Emmett Kelly was perhaps the most famous working clown in the history of the world. Known for his tragic hobo figure, he headlined the Ringling Brothers Circus in the 40s and 50s. He revolutionized the role of the clown, expanding it in ways we take for graned now. Before Emmett Kelly, circus clowns were white-faced gymnastic comedians. Kelly made it possible for clowns like me to be accepted. He didn’t wear white-face, his act was based on an appeal to sympathy from the audience. While he certainly brought a lot of physicality to his performances, he was probably best at bringing the audiences into his performances.

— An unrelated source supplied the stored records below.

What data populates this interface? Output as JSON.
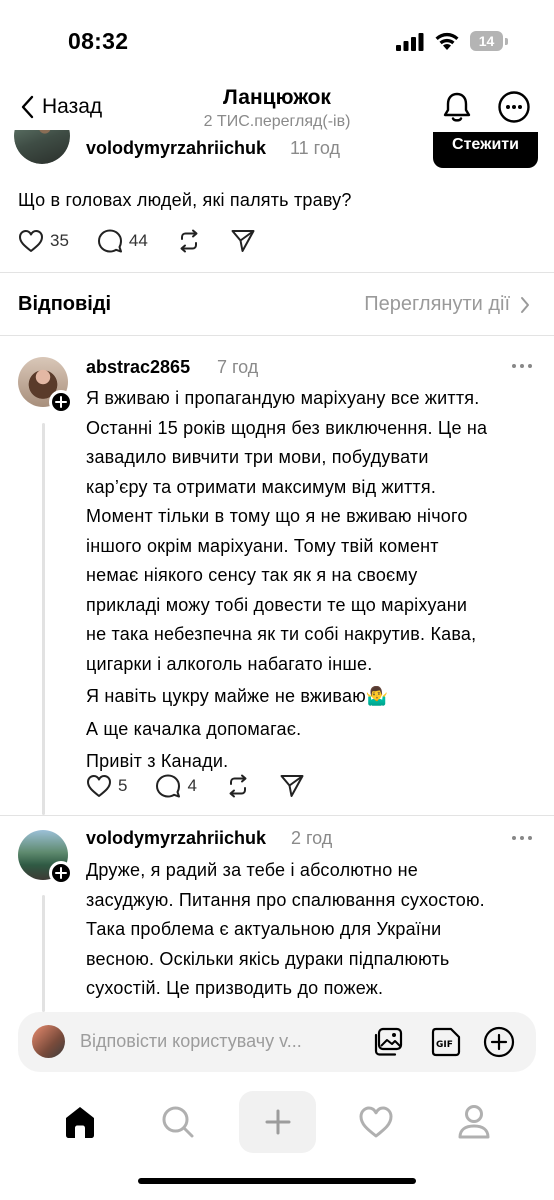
{
  "status_bar": {
    "time": "08:32",
    "battery": "14",
    "icons": [
      "cellular-signal-icon",
      "wifi-icon",
      "battery-icon"
    ]
  },
  "header": {
    "back_label": "Назад",
    "title": "Ланцюжок",
    "subtitle": "2 ТИС.перегляд(-ів)",
    "icons": [
      "chevron-left-icon",
      "bell-icon",
      "more-circle-icon"
    ]
  },
  "main_post": {
    "username": "volodymyrzahriichuk",
    "time": "11 год",
    "follow_label": "Стежити",
    "text": "Що в головах людей, які палять траву?",
    "likes": "35",
    "comments": "44"
  },
  "replies_bar": {
    "label": "Відповіді",
    "view_activity": "Переглянути дії"
  },
  "replies": [
    {
      "username": "abstrac2865",
      "time": "7 год",
      "lines": [
        "Я вживаю і пропагандую маріхуану все життя.",
        "Останні 15 років щодня без виключення. Це на",
        "завадило вивчити три мови, побудувати",
        "кар’єру та отримати максимум від життя.",
        "Момент тільки в тому що я не вживаю нічого",
        "іншого окрім маріхуани. Тому твій комент",
        "немає ніякого сенсу так як я на своєму",
        "прикладі можу тобі довести те що маріхуани",
        "не така небезпечна як ти собі накрутив. Кава,",
        "цигарки і алкоголь набагато інше.",
        "Я навіть цукру майже не вживаю🤷‍♂️",
        "А ще качалка допомагає.",
        "Привіт з Канади."
      ],
      "likes": "5",
      "comments": "4"
    },
    {
      "username": "volodymyrzahriichuk",
      "time": "2 год",
      "lines": [
        "Друже, я радий за тебе і абсолютно не",
        "засуджую. Питання про спалювання сухостою.",
        "Така проблема є актуальною для України",
        "весною. Оскільки якісь дураки підпалюють",
        "сухостій. Це призводить до пожеж."
      ]
    }
  ],
  "composer": {
    "placeholder": "Відповісти користувачу v..."
  },
  "tabbar": {
    "items": [
      "home-icon",
      "search-icon",
      "create-plus-icon",
      "activity-heart-icon",
      "profile-icon"
    ]
  }
}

He was from Sedan, Kansas, and I visited The Emmett Kelly Museum there before our afternoon show. It was not at all what I expected. If the condition of the place had been on purpose, it would be a great tribute. However, it was readily apparent that this was not the case. Very little Emmett Kelly memorabilia was on hand (I’d say less than 30 percent of the place). It was a cuiosity shop banking on Emmett’s name to bring in wht few people are around Sedan, KS.
the one redeeming thing about the place was accidental (somehow apropriate): the volunteer(?) manning the museum as an elderly gentleman who was sprawled in his chair, mouth agape, legs spread eagled, sleeping with abandon. As we walked throug the front door, this purely Emmett moment greeted us. We laughed.
If only I’d had my camera before he woke up.